The calculation was more complicated for the Republicans.
Although Trump left the White House two weeks ago, his devoted supporters are many among the party’s voters, and he and Greene are allies. Minority leader Kevin McCarthy, R-California, hopes that GOP victories in the 2022 election will make him a speaker. Republicans were able to undermine this scenario by promoting Trump’s and Greene’s passionate supporters, and McCarthy took no action to punish her.
“If any of our members threatened the safety of other members, we would be the first to remove them from a committee,” Pelosi angrily told reporters. She said she was “deeply concerned” about GOP leaders’ acceptance of an “extreme conspiracy theorist.”
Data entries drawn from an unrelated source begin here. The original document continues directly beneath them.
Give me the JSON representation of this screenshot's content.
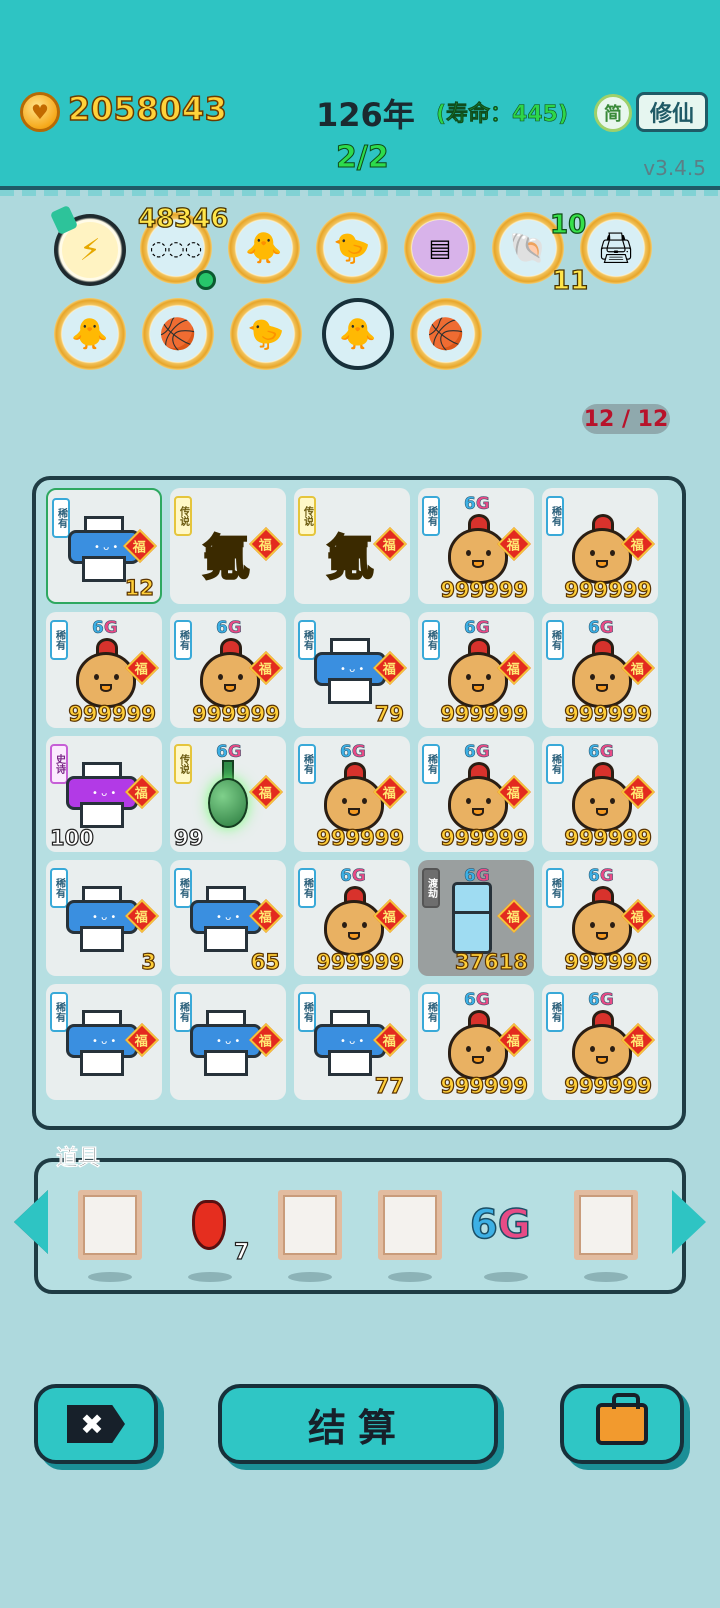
{
  "header": {
    "coins": "2058043",
    "year": "126年",
    "lifespan": "(寿命：445)",
    "simplified_label": "简",
    "cultivate_label": "修仙",
    "round": "2/2",
    "version": "v3.4.5"
  },
  "buffs": {
    "counts": {
      "first_count": "48346",
      "shell_top": "10",
      "shell_bottom": "11"
    },
    "icons": [
      "lightning-icon",
      "egg-tray-icon",
      "syringe-chick-icon",
      "chick-egg-icon",
      "skirt-icon",
      "shell-icon",
      "printer-warning-icon",
      "syringe-chick-icon",
      "basketball-icon",
      "chick-egg-icon",
      "syringe-chick-icon",
      "basketball-icon"
    ]
  },
  "board": {
    "counter": "12 / 12",
    "tags": {
      "rare": "稀有",
      "legend": "传说",
      "epic": "史诗",
      "dujie": "渡劫",
      "fu": "福",
      "tag6g_a": "6",
      "tag6g_b": "G",
      "ammonia": "氪"
    },
    "cells": [
      {
        "item": "printer",
        "rarity": "rare",
        "count": "12",
        "six_g": false,
        "selected": true
      },
      {
        "item": "ammonia",
        "rarity": "legend",
        "count": "",
        "six_g": false
      },
      {
        "item": "ammonia",
        "rarity": "legend",
        "count": "",
        "six_g": false
      },
      {
        "item": "chick",
        "rarity": "rare",
        "count": "999999",
        "six_g": true
      },
      {
        "item": "chick",
        "rarity": "rare",
        "count": "999999",
        "six_g": false
      },
      {
        "item": "chick",
        "rarity": "rare",
        "count": "999999",
        "six_g": true
      },
      {
        "item": "chick",
        "rarity": "rare",
        "count": "999999",
        "six_g": true
      },
      {
        "item": "printer",
        "rarity": "rare",
        "count": "79",
        "six_g": false
      },
      {
        "item": "chick",
        "rarity": "rare",
        "count": "999999",
        "six_g": true
      },
      {
        "item": "chick",
        "rarity": "rare",
        "count": "999999",
        "six_g": true
      },
      {
        "item": "printer-epic",
        "rarity": "epic",
        "count": "100",
        "six_g": false
      },
      {
        "item": "vase",
        "rarity": "legend",
        "count": "99",
        "six_g": true
      },
      {
        "item": "chick",
        "rarity": "rare",
        "count": "999999",
        "six_g": true
      },
      {
        "item": "chick",
        "rarity": "rare",
        "count": "999999",
        "six_g": true
      },
      {
        "item": "chick",
        "rarity": "rare",
        "count": "999999",
        "six_g": true
      },
      {
        "item": "printer",
        "rarity": "rare",
        "count": "3",
        "six_g": false
      },
      {
        "item": "printer",
        "rarity": "rare",
        "count": "65",
        "six_g": false
      },
      {
        "item": "chick",
        "rarity": "rare",
        "count": "999999",
        "six_g": true
      },
      {
        "item": "fridge",
        "rarity": "dujie",
        "count": "37618",
        "six_g": true
      },
      {
        "item": "chick",
        "rarity": "rare",
        "count": "999999",
        "six_g": true
      },
      {
        "item": "printer",
        "rarity": "rare",
        "count": "",
        "six_g": false
      },
      {
        "item": "printer",
        "rarity": "rare",
        "count": "",
        "six_g": false
      },
      {
        "item": "printer",
        "rarity": "rare",
        "count": "77",
        "six_g": false
      },
      {
        "item": "chick",
        "rarity": "rare",
        "count": "999999",
        "six_g": true
      },
      {
        "item": "chick",
        "rarity": "rare",
        "count": "999999",
        "six_g": true
      }
    ]
  },
  "tray": {
    "title": "道具",
    "pepper_count": "7",
    "six_g_a": "6",
    "six_g_b": "G",
    "slots": [
      "empty",
      "pepper",
      "empty",
      "empty",
      "6g",
      "empty"
    ]
  },
  "buttons": {
    "close_icon": "✖",
    "settle_label": "结算",
    "bag_icon": "briefcase-icon"
  },
  "colors": {
    "header_bg": "#2ec4c3",
    "page_bg": "#aed9dd",
    "coin_text": "#ffd23a",
    "lifespan_text": "#2dd64a"
  }
}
“The Lincoln party will be the party for violent conspiracy theories, and apparently the leaders of the Republican Party in the House today will not do a damn thing about it,” said Rep. James McGovern, D-Mass.
Republicans trampled cautiously but found rallying points.
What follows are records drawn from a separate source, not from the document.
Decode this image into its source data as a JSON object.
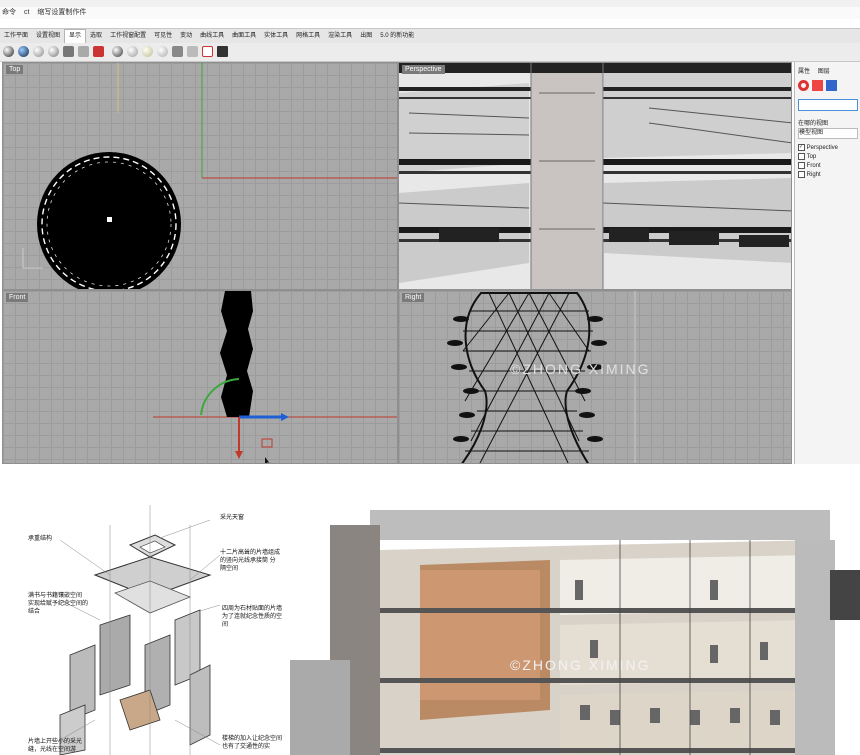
{
  "window": {
    "command_line": [
      "命令",
      "ct",
      "缩写设置制作件"
    ]
  },
  "ribbon": {
    "tabs": [
      "工作平面",
      "设置视图",
      "显示",
      "选取",
      "工作视窗配置",
      "可见性",
      "变动",
      "曲线工具",
      "曲面工具",
      "实体工具",
      "网格工具",
      "渲染工具",
      "出图",
      "5.0 的新功能"
    ],
    "active_index": 2
  },
  "viewports": {
    "top": {
      "label": "Top"
    },
    "perspective": {
      "label": "Perspective"
    },
    "front": {
      "label": "Front"
    },
    "right": {
      "label": "Right"
    }
  },
  "properties_panel": {
    "tabs": [
      "属性",
      "图层"
    ],
    "section_title": "在哪的视图",
    "dropdown_value": "模型视图",
    "views": [
      {
        "label": "Perspective",
        "checked": true
      },
      {
        "label": "Top",
        "checked": false
      },
      {
        "label": "Front",
        "checked": false
      },
      {
        "label": "Right",
        "checked": false
      }
    ]
  },
  "watermark": "©ZHONG XIMING",
  "diagram_annotations": {
    "skylight": "采光天窗",
    "bearing": "承重结构",
    "twelve_panels": "十二片高耸的片墙组成的竖向光线承接筒  分隔空间",
    "bookshelf": "满书与书籍镶嵌空间 实现给赋予纪念空间的结合",
    "four_sides": "四周为石材贴面的片墙为了连就纪念性质的空间",
    "small_lights": "片墙上开些小的采光缝，光线在空间游",
    "joined": "楼梯的加入让纪念空间也有了交通性的实"
  },
  "colors": {
    "viewport_grid": "#a9a9a9",
    "axis_red": "#c0392b",
    "axis_green": "#3aa83a",
    "gumball_blue": "#1e5fd6",
    "panel_bg": "#f4f4f4"
  }
}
McCarthy said Greene’s past views “do not represent my party’s views.” But without mentioning the perpetrators, he said Pelosi had not abolished committee membership from Democrats who became involved in controversies. Among those he implicated were reps. Ilhan Omar, D-Minn., Who committed anti-Israel insults for which she later apologized.
“If that’s the new standard,” he said of the Democrats’ move against Greene, “we have a long list.”
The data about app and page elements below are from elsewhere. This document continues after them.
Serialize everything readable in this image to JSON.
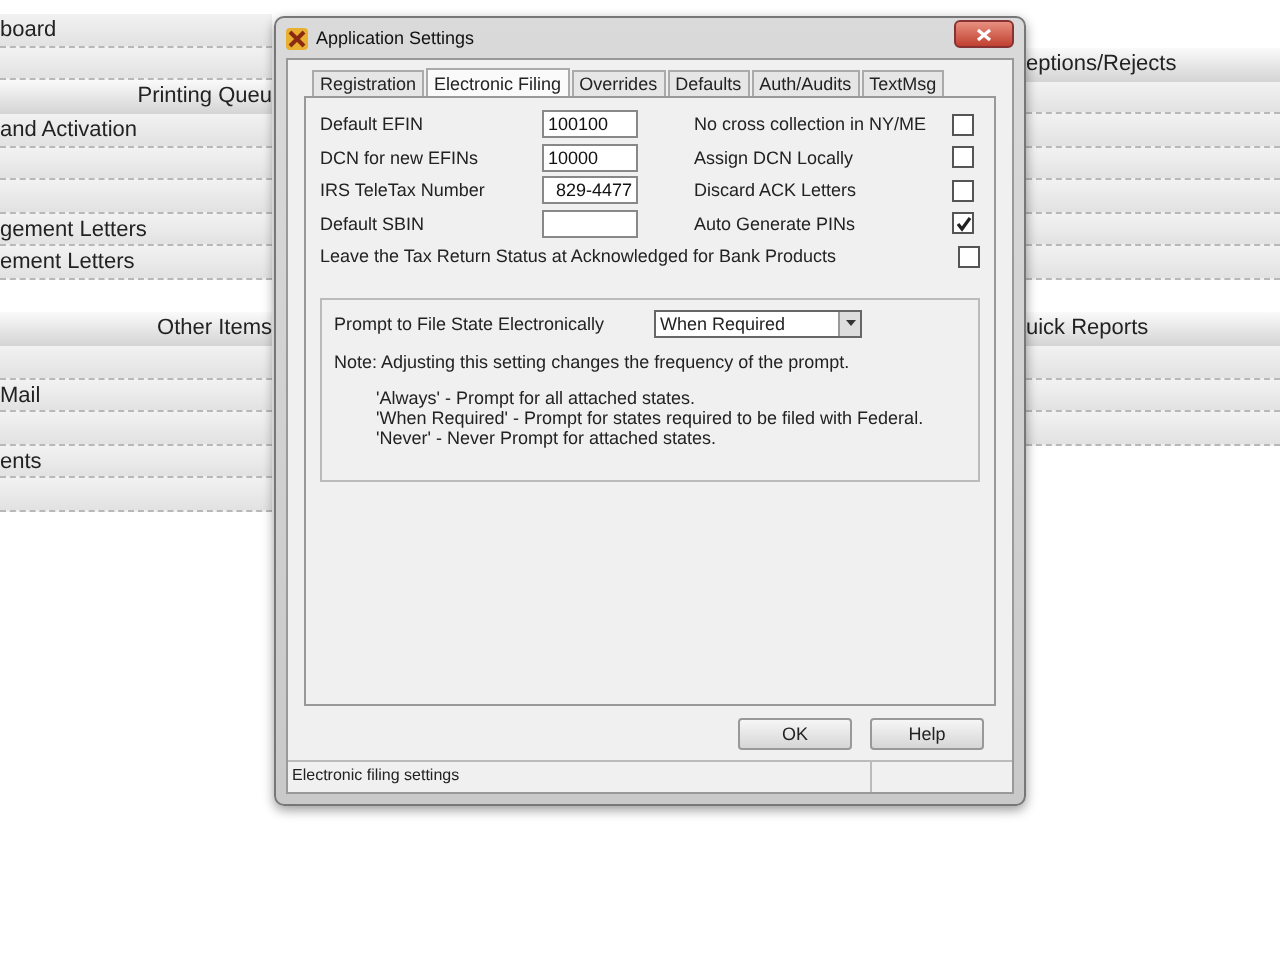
{
  "left_panel": [
    {
      "kind": "row",
      "text": "board"
    },
    {
      "kind": "row"
    },
    {
      "kind": "header",
      "text": "Printing Queu"
    },
    {
      "kind": "row",
      "text": "and Activation"
    },
    {
      "kind": "row"
    },
    {
      "kind": "row"
    },
    {
      "kind": "row",
      "text": "gement Letters"
    },
    {
      "kind": "row",
      "text": "ement Letters"
    },
    {
      "kind": "gap"
    },
    {
      "kind": "header",
      "text": "Other Items"
    },
    {
      "kind": "row"
    },
    {
      "kind": "row",
      "text": "Mail"
    },
    {
      "kind": "row"
    },
    {
      "kind": "row",
      "text": "ents"
    },
    {
      "kind": "row"
    }
  ],
  "right_panel": [
    {
      "kind": "gap"
    },
    {
      "kind": "header",
      "text": "eptions/Rejects"
    },
    {
      "kind": "row"
    },
    {
      "kind": "row"
    },
    {
      "kind": "row"
    },
    {
      "kind": "row"
    },
    {
      "kind": "row"
    },
    {
      "kind": "row"
    },
    {
      "kind": "gap"
    },
    {
      "kind": "header",
      "text": "uick Reports"
    },
    {
      "kind": "row"
    },
    {
      "kind": "row"
    },
    {
      "kind": "row"
    }
  ],
  "dialog": {
    "title": "Application Settings",
    "tabs": [
      {
        "label": "Registration",
        "selected": false
      },
      {
        "label": "Electronic Filing",
        "selected": true
      },
      {
        "label": "Overrides",
        "selected": false
      },
      {
        "label": "Defaults",
        "selected": false
      },
      {
        "label": "Auth/Audits",
        "selected": false
      },
      {
        "label": "TextMsg",
        "selected": false
      }
    ],
    "fields": [
      {
        "label": "Default EFIN",
        "value": "100100"
      },
      {
        "label": "DCN for new EFINs",
        "value": "10000"
      },
      {
        "label": "IRS TeleTax Number",
        "value": "829-4477"
      },
      {
        "label": "Default SBIN"
      }
    ],
    "checkboxes": [
      {
        "label": "No cross collection in NY/ME",
        "checked": false
      },
      {
        "label": "Assign DCN Locally",
        "checked": false
      },
      {
        "label": "Discard ACK Letters",
        "checked": false
      },
      {
        "label": "Auto Generate PINs",
        "checked": true
      }
    ],
    "bank_option": {
      "label": "Leave the Tax Return Status at Acknowledged for Bank Products",
      "checked": false
    },
    "group": {
      "prompt_label": "Prompt to File State Electronically",
      "dropdown": {
        "value": "When Required"
      },
      "note": "Note: Adjusting this setting changes the frequency of the prompt.",
      "options": [
        "'Always' - Prompt for all attached states.",
        "'When Required' - Prompt for states required to be filed with Federal.",
        "'Never' - Never Prompt for attached states."
      ]
    },
    "buttons": [
      "OK",
      "Help"
    ],
    "status_bar": "Electronic filing settings"
  }
}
Rope. Tom Cole, R-Okla., Said the Democrats set a precedent by punishing lawmakers for statements before they were even candidates for Congress. Rope. Jim Jordan, R-Ohio, warned: “You are participating in the wrong speech, you are in the Thunder Dome,” a term for a closed wrestling arena.
Committee assignments are crucial for legislators to formulate legislation that affects their districts, create a national reputation and increase campaign funding. Even social media like Greene could have a hard time defining itself without the spotlights provided by the committees.
Not all Republicans were in forgiving moods, especially in the Senate. There, striped GOP candidates have lost winning races in recent years and leaders worry about a continued connection to Trump and conspiracies will cause more damage.
The House’s minority leader, Mitch McConnell, R-Ky., This week called Greene’s words a “cancer” on the GOP and the country. On Thursday, Senate GOP leader John Thune of South Dakota reinforced that thinking.
Thune said the House Republicans needed to issue a “really strong” reprimand for Greene’s conspiratorial formulations. Republicans must “get away from members who dabble in conspiracy theories,” Thune said. “I do not think it is a productive course of action or one that will lead to much political prosperity in the future.”
The battle came a day after Republicans resolved another battle and voted to keep Rep. Liz Cheney, R-Wyo., In their leadership. Pro-Trump conservatives tried to remove her because she supported Trump’s accusation.
The house resolution that punishes Greene was barely over a page. It said house rules require lawmakers’ behavior to “reflect credibly” in the House and that Greene should be removed “in light of the conduct she has shown.”
News organizations have dug up countless videos and “likes” on social media where Greene adopted absurd theories that suspect Hillary Clinton was behind John F. Kennedy Jr. Green’s death in 1999 replied, “The stage is set” when someone raised a question about hanging Clinton and former President Barack Obama.